Supporting role: Big Little Toys   

May 1, 2018

Big Little Toys, a Durham-based educational toy manufacturer, is looking to extend its international reach after securing contracts with three overseas distributors in Australia, South Africa and New Zealand, with help from the Department for International Trade (DIT) North East. Here, Sarah Greenwell, founder and CEO of Big Little Toys, and John Doolan, DIT international trade adviser, explain more

Sarah Greenwell 

I established Big Little Toys after searching for a toy to give to my daughter that would also become a Christmas tradition. When I couldn’t find anything, I decided to make my very own Christmas elf toy. Recognising a gap in the market, I launched the company in September 2015 and dispatched the products from my kitchen table.
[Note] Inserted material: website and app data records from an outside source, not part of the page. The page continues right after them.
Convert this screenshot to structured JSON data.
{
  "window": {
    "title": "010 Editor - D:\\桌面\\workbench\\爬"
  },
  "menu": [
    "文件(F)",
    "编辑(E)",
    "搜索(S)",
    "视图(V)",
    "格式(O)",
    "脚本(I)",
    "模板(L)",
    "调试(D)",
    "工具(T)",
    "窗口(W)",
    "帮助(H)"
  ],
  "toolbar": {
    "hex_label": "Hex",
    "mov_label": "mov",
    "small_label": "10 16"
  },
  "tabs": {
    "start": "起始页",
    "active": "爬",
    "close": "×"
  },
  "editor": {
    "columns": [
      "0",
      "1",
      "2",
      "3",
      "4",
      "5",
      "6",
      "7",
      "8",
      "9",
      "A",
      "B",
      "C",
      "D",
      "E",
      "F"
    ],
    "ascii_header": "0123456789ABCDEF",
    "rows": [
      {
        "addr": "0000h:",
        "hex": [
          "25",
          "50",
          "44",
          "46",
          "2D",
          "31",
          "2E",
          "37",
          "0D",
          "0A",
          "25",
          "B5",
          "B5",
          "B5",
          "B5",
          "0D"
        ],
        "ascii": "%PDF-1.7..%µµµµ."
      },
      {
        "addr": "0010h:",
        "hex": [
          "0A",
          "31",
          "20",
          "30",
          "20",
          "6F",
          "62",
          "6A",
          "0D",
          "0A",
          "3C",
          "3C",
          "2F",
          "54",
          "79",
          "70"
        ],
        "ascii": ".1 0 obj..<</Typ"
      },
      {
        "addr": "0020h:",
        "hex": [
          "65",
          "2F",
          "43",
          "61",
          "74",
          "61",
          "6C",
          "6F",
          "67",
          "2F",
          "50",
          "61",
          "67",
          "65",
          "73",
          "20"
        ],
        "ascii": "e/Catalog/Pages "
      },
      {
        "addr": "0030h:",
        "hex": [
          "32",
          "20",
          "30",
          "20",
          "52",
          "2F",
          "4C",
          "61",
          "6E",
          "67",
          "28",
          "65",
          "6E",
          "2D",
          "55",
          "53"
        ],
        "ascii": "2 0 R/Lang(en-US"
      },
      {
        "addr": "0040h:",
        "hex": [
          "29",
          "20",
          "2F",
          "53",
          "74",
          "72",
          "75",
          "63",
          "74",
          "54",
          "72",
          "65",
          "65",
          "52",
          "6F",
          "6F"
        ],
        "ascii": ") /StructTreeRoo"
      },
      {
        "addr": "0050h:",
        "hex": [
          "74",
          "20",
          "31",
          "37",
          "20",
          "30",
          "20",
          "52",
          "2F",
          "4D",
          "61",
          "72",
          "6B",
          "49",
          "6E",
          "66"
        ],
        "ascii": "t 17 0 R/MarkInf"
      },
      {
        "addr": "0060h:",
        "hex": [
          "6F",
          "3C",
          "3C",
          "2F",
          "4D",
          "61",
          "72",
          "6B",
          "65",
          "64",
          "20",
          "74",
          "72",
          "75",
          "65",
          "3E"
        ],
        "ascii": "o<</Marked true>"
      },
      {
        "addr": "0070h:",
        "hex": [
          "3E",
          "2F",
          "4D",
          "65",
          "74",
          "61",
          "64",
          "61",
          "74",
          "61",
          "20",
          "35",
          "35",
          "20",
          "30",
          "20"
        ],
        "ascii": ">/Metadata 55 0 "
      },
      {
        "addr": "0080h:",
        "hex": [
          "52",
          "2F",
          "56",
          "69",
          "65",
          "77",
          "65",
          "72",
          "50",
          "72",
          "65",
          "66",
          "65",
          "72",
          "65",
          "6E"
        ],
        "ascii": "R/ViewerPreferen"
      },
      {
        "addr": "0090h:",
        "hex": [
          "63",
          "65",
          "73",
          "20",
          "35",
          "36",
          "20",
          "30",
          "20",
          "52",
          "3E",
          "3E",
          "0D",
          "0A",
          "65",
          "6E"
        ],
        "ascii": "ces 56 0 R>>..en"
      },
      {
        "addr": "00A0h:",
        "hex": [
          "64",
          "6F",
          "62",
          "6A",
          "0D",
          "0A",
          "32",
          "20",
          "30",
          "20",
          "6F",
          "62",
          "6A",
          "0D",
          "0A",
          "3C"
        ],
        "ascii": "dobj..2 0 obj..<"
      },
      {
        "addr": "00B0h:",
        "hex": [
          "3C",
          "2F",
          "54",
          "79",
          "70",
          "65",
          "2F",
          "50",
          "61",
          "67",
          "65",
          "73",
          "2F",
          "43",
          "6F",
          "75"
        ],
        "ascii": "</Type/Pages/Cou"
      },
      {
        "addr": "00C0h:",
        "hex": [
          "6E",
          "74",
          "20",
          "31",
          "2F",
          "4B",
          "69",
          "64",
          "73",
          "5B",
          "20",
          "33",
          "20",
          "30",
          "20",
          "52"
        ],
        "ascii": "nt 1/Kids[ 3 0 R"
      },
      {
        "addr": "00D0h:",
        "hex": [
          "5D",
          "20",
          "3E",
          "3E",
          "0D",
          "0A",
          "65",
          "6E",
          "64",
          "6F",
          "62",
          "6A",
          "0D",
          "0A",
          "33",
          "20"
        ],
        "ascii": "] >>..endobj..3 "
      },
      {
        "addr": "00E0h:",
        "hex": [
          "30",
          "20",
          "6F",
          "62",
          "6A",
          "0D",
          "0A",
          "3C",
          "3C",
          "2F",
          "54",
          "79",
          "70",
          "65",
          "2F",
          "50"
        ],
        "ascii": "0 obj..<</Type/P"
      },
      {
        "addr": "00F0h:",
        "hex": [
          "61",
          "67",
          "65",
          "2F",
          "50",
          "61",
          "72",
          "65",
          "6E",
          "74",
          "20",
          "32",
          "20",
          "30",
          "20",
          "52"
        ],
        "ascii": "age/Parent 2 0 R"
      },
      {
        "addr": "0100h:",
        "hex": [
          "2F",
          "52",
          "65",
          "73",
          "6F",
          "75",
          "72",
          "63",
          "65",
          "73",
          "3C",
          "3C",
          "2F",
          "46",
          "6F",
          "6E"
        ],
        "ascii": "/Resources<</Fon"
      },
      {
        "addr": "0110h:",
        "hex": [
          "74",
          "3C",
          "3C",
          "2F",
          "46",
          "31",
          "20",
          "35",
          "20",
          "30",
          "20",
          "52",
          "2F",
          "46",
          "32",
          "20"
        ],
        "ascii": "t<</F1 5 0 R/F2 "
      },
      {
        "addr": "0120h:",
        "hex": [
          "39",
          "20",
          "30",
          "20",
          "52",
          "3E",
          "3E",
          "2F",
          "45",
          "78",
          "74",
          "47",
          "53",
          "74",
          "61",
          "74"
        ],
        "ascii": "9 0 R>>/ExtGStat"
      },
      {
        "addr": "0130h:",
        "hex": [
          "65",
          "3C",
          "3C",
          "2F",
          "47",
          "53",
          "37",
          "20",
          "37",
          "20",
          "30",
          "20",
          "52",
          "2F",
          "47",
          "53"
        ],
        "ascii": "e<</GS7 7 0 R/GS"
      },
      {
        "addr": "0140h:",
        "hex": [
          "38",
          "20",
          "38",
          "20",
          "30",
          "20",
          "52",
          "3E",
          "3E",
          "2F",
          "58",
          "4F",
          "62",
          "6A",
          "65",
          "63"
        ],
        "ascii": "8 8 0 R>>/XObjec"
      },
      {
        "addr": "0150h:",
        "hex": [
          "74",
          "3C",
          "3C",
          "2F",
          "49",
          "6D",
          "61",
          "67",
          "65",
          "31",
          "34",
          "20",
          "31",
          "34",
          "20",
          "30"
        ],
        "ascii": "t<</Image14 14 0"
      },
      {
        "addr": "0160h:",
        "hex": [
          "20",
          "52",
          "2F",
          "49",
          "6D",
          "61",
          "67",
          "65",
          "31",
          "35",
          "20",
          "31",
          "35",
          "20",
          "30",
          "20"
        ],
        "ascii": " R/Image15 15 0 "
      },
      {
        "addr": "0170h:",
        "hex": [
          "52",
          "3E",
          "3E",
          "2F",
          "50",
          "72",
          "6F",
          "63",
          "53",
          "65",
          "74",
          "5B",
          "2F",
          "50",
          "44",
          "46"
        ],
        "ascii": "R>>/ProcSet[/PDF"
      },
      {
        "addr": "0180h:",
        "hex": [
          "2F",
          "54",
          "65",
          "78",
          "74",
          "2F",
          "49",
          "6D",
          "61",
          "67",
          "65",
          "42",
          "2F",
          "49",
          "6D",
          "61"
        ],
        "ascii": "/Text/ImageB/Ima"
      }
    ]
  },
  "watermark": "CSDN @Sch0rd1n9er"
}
To my surprise and delight, they sold out in under ten weeks.

Initially, I didn’t proactively explore the idea of exporting but found that we were getting orders from overseas and quickly realised that there was a clear demand for the product abroad.

I started working with DIT in 2016 as I wanted to tap into the team’s expertise.

DIT helped Big Little Toys in so many ways – including identifying overseas opportunities, providing advice on our distribution deals and helping us crystallise our business plan to match our market ambitions. John provided ongoing one-to-one coaching sessions, advised us on international logistics and helped us in ensuring our products met international toy safety standards.

During the Christmas period of 2016, Big Little Toys began to get initial enquiries from Australia and the US and by Christmas 2017, we had set up a dedicated Australian e-commerce site to meet the growing demand and appointed a distributor.

Big Little Toys has gone on to secure on-the-ground distributors in South Africa and New Zealand. At the same time, we were selling our products to individual customers around the world – including China, the US and Canada – through our website.

We’re now actively looking to grow our presence in several markets over the coming year, including the United States, Scandinavia and the Baltics.

My advice to a company looking to export for the first time is make the most of the wealth of support that’s available. If a small start-up from Durham can do it, anyone can.

John Doolan 

We first started working with Sarah in September 2016. Australia was a market of particular interest to Big Little Toys, and as I had worked and lived there, I was able to work alongside the British Consulate-General in Sydney to help Sarah develop an export strategy with my first-hand knowledge of the market.

We helped Sarah to identify routes to market – both in Australia and other territories  – and explored how the product would be received. Knowing the demands of each market means that you’re able to be effective in your export strategy, tailoring your approach for each market. We worked with her through one-on-one coaching sessions, which really helped us build a solid understanding of her company, her aspirations and her products. This allows us to provide timely support with any exporting challenges she may come across.

I saw huge opportunity for international success with Big Little Toys. Its products translate globally and the idea of a product that promotes family bonding means that it is naturally set apart in the toy market. On top of that, Sarah’s sheer determination to seek support and overcome hurdles means she was already setting herself up to succeed.

Our main advice to Sarah, and other exporters, is to research, research, research. If you’re well prepared, then you’ll be in the best possible position to tackle any challenges you come across at home and abroad. DIT can help by sharing their insight and by pointing you in the right direction for answers.
Sarah and I are still meeting regularly, and DIT is now looking at how we can help Big Little Toys address the next stage of their exporting journey into new territories.

Big Little Toys

Department for International Trade North East